## THE TASK
Please return every line in the following data that includes the string "this".

## EXCERPTED RECORDS
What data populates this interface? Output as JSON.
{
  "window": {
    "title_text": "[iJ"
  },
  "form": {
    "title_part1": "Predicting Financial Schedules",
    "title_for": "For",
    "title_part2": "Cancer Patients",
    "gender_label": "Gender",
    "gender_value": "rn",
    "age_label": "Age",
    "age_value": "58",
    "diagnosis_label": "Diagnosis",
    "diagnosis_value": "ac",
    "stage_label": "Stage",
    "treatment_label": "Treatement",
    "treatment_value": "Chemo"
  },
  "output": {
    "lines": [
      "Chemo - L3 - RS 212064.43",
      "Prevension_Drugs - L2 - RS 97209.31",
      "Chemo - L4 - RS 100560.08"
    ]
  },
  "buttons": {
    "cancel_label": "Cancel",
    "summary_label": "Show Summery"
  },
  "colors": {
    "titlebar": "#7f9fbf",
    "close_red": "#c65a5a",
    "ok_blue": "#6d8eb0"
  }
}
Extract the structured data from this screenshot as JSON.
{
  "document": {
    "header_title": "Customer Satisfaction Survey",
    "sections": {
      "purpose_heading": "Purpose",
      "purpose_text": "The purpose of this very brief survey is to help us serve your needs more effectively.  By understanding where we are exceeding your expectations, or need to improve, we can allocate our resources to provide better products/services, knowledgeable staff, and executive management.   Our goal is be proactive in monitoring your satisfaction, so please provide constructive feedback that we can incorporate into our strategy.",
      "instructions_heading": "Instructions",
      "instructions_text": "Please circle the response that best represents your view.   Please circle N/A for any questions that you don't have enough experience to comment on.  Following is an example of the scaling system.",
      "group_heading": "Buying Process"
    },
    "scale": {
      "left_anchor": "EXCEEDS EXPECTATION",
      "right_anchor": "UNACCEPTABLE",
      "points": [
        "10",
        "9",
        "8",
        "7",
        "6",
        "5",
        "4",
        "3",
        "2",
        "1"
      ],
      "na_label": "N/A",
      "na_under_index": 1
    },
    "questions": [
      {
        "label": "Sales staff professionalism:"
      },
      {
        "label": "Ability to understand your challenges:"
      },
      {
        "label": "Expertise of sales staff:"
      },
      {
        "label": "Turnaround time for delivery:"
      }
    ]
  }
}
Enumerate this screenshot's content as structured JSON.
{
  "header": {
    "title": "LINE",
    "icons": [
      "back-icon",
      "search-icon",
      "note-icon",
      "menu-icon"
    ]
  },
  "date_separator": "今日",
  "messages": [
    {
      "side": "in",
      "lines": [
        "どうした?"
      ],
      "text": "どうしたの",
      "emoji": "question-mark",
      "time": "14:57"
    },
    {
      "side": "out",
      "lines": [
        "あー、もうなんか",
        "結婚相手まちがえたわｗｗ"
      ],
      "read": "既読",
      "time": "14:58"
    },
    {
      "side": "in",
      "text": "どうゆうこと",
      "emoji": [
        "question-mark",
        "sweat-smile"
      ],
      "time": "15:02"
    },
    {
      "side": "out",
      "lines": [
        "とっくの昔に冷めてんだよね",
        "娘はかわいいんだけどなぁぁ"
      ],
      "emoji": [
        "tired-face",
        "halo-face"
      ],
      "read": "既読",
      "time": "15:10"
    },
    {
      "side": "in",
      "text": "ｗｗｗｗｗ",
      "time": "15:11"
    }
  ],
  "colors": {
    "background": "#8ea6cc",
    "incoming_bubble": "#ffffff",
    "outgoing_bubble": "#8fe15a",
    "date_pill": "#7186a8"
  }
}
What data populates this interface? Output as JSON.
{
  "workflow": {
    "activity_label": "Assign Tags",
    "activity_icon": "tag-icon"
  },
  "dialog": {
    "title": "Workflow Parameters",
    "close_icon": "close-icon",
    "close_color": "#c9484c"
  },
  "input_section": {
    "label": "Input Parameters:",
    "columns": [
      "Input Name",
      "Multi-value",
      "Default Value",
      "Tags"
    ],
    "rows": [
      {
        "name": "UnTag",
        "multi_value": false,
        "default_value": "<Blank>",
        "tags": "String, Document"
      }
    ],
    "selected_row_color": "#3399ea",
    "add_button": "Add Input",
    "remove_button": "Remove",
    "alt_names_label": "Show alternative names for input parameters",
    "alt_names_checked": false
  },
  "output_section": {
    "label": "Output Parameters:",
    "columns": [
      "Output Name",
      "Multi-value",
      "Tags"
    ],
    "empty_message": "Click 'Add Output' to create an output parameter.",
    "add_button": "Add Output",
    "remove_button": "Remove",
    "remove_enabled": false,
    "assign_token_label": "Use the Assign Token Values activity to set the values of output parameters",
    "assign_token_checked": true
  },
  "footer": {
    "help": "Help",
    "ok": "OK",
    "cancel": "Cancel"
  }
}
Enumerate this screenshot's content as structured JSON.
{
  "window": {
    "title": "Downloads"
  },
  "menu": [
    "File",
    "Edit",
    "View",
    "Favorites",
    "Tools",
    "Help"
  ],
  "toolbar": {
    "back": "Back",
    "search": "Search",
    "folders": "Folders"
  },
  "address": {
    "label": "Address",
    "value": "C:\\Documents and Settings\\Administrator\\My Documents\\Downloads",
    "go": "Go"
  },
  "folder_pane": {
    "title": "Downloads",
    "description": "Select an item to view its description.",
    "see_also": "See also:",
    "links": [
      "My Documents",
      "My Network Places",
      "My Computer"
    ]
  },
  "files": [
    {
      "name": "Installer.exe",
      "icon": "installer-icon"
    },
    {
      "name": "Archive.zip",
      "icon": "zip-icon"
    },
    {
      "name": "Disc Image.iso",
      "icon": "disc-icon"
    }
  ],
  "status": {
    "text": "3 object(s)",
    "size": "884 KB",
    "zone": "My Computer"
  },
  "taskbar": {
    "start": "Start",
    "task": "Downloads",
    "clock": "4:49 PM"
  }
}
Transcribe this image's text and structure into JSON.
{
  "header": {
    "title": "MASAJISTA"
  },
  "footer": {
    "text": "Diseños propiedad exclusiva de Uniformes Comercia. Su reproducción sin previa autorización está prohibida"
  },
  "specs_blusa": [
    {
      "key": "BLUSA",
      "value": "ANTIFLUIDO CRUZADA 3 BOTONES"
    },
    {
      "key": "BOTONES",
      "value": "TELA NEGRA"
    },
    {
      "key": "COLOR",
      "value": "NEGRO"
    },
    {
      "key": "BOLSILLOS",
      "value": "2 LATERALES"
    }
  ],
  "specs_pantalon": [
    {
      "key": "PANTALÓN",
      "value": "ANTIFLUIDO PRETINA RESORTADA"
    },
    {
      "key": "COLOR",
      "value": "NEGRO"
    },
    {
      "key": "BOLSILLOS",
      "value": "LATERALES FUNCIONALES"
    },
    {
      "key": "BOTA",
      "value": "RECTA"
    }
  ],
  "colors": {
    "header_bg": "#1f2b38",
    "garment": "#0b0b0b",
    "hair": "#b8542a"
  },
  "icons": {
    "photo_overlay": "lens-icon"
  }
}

## WRITTEN RESPONSE
What data populates this interface? Output as JSON.
Extract the structured data from this screenshot as JSON.
      "purpose_text": "The purpose of this very brief survey is to help us serve your needs more effectively.  By understanding where we are exceeding your expectations, or need to improve, we can allocate our resources to provide better products/services, knowledgeable staff, and executive management.   Our goal is be proactive in monitoring your satisfaction, so please provide constructive feedback that we can incorporate into our strategy.",
Enumerate this screenshot's content as structured JSON.
What data populates this interface? Output as JSON.
Enumerate this screenshot's content as structured JSON.
Transcribe this image's text and structure into JSON.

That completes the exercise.